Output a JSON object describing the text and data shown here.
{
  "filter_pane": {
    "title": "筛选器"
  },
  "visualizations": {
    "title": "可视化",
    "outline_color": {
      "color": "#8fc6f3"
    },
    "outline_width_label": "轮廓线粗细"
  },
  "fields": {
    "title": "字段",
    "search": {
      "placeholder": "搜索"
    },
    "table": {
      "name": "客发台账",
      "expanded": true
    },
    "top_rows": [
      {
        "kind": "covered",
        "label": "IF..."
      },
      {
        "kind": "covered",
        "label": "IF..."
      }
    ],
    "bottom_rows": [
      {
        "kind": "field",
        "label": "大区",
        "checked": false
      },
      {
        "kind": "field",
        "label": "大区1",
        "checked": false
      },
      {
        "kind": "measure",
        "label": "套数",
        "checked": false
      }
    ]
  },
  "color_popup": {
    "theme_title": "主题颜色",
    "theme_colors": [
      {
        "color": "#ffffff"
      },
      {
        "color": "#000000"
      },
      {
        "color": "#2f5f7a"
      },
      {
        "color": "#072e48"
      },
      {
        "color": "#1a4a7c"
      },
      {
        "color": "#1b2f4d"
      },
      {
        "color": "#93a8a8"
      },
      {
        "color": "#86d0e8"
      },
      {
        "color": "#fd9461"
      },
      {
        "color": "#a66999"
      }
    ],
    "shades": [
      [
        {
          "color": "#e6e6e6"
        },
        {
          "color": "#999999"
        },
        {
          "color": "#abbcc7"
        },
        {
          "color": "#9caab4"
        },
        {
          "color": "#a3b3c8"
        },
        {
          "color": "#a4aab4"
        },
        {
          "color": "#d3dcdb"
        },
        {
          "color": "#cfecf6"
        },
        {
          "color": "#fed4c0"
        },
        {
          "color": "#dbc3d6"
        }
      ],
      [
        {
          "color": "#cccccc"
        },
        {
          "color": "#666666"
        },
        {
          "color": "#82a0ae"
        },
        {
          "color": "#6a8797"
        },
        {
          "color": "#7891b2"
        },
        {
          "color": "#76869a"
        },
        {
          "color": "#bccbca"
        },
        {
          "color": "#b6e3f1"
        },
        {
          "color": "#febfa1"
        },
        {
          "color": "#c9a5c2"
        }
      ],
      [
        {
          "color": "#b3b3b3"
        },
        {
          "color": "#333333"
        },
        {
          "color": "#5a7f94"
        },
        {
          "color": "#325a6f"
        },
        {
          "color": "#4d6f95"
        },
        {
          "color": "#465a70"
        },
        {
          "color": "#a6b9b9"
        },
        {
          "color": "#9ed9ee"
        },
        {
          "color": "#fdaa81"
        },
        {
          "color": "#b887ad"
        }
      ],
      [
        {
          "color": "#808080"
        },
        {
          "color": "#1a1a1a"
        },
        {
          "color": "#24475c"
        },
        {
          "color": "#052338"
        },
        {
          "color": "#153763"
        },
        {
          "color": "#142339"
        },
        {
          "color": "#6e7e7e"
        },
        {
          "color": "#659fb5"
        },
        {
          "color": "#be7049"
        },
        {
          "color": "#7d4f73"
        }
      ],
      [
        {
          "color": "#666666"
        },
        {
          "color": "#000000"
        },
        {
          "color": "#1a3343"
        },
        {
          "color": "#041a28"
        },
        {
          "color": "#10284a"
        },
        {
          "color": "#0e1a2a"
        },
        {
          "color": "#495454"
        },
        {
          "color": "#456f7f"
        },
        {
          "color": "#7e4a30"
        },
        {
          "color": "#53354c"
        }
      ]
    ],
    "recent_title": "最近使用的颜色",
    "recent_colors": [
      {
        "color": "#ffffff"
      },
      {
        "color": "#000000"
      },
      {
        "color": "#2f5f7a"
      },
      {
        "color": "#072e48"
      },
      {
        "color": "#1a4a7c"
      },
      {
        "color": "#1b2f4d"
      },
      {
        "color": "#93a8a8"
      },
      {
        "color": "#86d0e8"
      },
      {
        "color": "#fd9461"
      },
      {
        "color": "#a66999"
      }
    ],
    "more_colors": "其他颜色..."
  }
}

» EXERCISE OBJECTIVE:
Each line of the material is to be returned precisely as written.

» ANSWER TO THIS EXERCISE:
Output a JSON object describing the text and data shown here.
{
  "filter_pane": {
    "title": "筛选器"
  },
  "visualizations": {
    "title": "可视化",
    "outline_color": {
      "color": "#8fc6f3"
    },
    "outline_width_label": "轮廓线粗细"
  },
  "fields": {
    "title": "字段",
    "search": {
      "placeholder": "搜索"
    },
    "table": {
      "name": "客发台账",
      "expanded": true
    },
    "top_rows": [
      {
        "kind": "covered",
        "label": "IF..."
      },
      {
        "kind": "covered",
        "label": "IF..."
      }
    ],
    "bottom_rows": [
      {
        "kind": "field",
        "label": "大区",
        "checked": false
      },
      {
        "kind": "field",
        "label": "大区1",
        "checked": false
      },
      {
        "kind": "measure",
        "label": "套数",
        "checked": false
      }
    ]
  },
  "color_popup": {
    "theme_title": "主题颜色",
    "theme_colors": [
      {
        "color": "#ffffff"
      },
      {
        "color": "#000000"
      },
      {
        "color": "#2f5f7a"
      },
      {
        "color": "#072e48"
      },
      {
        "color": "#1a4a7c"
      },
      {
        "color": "#1b2f4d"
      },
      {
        "color": "#93a8a8"
      },
      {
        "color": "#86d0e8"
      },
      {
        "color": "#fd9461"
      },
      {
        "color": "#a66999"
      }
    ],
    "shades": [
      [
        {
          "color": "#e6e6e6"
        },
        {
          "color": "#999999"
        },
        {
          "color": "#abbcc7"
        },
        {
          "color": "#9caab4"
        },
        {
          "color": "#a3b3c8"
        },
        {
          "color": "#a4aab4"
        },
        {
          "color": "#d3dcdb"
        },
        {
          "color": "#cfecf6"
        },
        {
          "color": "#fed4c0"
        },
        {
          "color": "#dbc3d6"
        }
      ],
      [
        {
          "color": "#cccccc"
        },
        {
          "color": "#666666"
        },
        {
          "color": "#82a0ae"
        },
        {
          "color": "#6a8797"
        },
        {
          "color": "#7891b2"
        },
        {
          "color": "#76869a"
        },
        {
          "color": "#bccbca"
        },
        {
          "color": "#b6e3f1"
        },
        {
          "color": "#febfa1"
        },
        {
          "color": "#c9a5c2"
        }
      ],
      [
        {
          "color": "#b3b3b3"
        },
        {
          "color": "#333333"
        },
        {
          "color": "#5a7f94"
        },
        {
          "color": "#325a6f"
        },
        {
          "color": "#4d6f95"
        },
        {
          "color": "#465a70"
        },
        {
          "color": "#a6b9b9"
        },
        {
          "color": "#9ed9ee"
        },
        {
          "color": "#fdaa81"
        },
        {
          "color": "#b887ad"
        }
      ],
      [
        {
          "color": "#808080"
        },
        {
          "color": "#1a1a1a"
        },
        {
          "color": "#24475c"
        },
        {
          "color": "#052338"
        },
        {
          "color": "#153763"
        },
        {
          "color": "#142339"
        },
        {
          "color": "#6e7e7e"
        },
        {
          "color": "#659fb5"
        },
        {
          "color": "#be7049"
        },
        {
          "color": "#7d4f73"
        }
      ],
      [
        {
          "color": "#666666"
        },
        {
          "color": "#000000"
        },
        {
          "color": "#1a3343"
        },
        {
          "color": "#041a28"
        },
        {
          "color": "#10284a"
        },
        {
          "color": "#0e1a2a"
        },
        {
          "color": "#495454"
        },
        {
          "color": "#456f7f"
        },
        {
          "color": "#7e4a30"
        },
        {
          "color": "#53354c"
        }
      ]
    ],
    "recent_title": "最近使用的颜色",
    "recent_colors": [
      {
        "color": "#ffffff"
      },
      {
        "color": "#000000"
      },
      {
        "color": "#2f5f7a"
      },
      {
        "color": "#072e48"
      },
      {
        "color": "#1a4a7c"
      },
      {
        "color": "#1b2f4d"
      },
      {
        "color": "#93a8a8"
      },
      {
        "color": "#86d0e8"
      },
      {
        "color": "#fd9461"
      },
      {
        "color": "#a66999"
      }
    ],
    "more_colors": "其他颜色..."
  }
}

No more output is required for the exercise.